Write out each line of the entries below that holds the word "Description".

Items from a dataset:
★ ★ ★

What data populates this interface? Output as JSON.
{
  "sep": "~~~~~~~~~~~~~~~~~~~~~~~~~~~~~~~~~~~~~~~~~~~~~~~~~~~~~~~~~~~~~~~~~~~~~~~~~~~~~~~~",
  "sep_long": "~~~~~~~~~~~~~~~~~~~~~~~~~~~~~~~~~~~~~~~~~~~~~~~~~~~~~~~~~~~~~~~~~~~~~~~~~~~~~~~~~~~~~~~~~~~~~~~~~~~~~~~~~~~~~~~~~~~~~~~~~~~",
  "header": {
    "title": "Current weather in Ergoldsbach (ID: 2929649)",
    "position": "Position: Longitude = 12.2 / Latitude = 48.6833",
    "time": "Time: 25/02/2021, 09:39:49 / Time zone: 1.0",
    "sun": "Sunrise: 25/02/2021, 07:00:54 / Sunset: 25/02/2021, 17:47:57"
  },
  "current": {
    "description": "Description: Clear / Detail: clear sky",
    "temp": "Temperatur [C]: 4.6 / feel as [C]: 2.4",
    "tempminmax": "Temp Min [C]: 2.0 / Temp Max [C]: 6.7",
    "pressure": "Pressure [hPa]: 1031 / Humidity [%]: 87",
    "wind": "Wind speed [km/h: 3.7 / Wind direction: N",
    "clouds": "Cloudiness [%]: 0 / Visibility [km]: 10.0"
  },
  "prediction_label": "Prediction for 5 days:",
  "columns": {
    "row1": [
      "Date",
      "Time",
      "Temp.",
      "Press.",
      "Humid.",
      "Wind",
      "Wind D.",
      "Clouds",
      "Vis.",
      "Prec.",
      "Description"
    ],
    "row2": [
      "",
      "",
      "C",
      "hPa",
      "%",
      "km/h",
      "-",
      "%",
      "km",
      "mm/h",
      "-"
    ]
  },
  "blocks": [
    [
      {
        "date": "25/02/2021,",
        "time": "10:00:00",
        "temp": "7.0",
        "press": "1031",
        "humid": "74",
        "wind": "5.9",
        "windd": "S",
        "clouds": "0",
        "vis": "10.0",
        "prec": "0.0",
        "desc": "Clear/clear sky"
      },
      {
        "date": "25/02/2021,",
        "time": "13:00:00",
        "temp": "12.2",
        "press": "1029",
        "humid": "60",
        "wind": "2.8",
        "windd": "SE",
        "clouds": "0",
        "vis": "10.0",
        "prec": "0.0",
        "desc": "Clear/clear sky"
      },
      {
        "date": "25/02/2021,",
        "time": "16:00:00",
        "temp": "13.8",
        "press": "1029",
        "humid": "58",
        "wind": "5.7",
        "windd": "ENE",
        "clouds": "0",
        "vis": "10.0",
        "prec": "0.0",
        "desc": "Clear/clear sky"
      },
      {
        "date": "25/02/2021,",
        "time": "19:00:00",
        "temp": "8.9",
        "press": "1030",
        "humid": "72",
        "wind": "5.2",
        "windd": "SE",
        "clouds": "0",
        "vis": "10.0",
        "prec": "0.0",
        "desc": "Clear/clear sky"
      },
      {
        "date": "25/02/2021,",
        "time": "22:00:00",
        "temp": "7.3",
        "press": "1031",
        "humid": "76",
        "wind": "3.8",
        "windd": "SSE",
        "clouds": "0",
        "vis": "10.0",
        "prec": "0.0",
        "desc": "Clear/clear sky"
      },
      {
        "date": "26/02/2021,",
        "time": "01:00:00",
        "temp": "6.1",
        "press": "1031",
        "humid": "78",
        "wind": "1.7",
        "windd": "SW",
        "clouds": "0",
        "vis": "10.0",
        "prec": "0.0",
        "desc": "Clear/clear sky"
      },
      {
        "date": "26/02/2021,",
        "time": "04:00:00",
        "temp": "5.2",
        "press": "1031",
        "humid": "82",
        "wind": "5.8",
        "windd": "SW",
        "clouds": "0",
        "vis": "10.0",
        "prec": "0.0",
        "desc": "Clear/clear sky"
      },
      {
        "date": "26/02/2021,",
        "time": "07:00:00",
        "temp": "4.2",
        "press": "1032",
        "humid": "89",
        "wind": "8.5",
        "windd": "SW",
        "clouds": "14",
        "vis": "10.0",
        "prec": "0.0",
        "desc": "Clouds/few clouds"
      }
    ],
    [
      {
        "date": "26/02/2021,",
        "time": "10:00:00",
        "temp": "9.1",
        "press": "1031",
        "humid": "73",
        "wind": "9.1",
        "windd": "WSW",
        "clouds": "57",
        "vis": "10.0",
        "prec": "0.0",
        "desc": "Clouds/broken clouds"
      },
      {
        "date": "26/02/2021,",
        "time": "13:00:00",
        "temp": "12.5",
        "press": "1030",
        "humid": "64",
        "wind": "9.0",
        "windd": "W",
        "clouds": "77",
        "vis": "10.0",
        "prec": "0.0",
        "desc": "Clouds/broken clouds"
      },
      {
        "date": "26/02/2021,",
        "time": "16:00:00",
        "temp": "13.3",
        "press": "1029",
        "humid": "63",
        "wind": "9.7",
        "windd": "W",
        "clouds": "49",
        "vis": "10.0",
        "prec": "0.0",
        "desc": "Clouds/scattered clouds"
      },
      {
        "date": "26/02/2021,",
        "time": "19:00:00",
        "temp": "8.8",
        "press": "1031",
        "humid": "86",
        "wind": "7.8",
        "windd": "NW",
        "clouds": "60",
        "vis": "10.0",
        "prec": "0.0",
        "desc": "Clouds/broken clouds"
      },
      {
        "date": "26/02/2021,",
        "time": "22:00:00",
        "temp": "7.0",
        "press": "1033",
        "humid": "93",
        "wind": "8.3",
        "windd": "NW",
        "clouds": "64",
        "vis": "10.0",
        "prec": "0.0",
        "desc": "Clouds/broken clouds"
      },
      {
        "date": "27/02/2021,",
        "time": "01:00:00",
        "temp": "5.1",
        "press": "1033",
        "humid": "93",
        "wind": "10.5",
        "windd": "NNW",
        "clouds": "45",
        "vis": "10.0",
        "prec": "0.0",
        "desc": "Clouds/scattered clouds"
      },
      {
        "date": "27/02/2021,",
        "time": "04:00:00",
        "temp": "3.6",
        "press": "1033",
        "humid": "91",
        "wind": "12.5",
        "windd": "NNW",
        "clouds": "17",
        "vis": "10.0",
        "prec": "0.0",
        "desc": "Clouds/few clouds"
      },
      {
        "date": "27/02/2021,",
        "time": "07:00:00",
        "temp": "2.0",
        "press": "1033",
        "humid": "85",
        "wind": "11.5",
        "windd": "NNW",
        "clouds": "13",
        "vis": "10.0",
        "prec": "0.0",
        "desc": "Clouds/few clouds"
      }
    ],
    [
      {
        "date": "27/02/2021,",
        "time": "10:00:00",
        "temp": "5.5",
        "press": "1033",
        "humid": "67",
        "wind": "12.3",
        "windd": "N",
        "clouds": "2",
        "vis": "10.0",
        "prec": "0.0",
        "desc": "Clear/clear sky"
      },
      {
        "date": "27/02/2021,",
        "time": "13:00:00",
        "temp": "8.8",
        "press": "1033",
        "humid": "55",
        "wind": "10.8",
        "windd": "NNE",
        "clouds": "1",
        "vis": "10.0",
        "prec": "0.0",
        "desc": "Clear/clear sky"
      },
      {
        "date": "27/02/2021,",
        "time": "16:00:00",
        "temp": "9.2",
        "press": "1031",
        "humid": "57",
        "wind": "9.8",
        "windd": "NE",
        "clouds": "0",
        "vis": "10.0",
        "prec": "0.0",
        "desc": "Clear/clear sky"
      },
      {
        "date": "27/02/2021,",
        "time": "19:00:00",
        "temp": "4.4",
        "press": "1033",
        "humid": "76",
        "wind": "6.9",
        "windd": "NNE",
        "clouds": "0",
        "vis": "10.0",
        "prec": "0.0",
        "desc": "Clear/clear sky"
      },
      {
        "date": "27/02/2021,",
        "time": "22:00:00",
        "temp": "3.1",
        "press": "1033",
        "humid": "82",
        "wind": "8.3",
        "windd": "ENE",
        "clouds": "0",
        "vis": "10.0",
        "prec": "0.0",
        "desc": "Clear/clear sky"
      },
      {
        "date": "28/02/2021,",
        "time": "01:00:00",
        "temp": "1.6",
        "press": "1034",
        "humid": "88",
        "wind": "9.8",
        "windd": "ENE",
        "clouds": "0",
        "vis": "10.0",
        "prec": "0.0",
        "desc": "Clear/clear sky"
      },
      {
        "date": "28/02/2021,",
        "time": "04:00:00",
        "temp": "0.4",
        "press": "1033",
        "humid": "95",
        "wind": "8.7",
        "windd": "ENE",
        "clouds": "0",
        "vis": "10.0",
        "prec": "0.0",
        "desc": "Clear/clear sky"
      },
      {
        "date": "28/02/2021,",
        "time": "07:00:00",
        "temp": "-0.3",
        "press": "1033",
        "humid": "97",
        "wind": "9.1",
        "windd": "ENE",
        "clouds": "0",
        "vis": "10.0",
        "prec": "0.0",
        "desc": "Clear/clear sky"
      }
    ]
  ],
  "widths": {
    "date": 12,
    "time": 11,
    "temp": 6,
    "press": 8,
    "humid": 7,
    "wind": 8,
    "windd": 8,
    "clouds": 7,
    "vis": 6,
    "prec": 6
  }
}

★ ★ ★

### Solution
    "description": "Description: Clear / Detail: clear sky",
      "Description"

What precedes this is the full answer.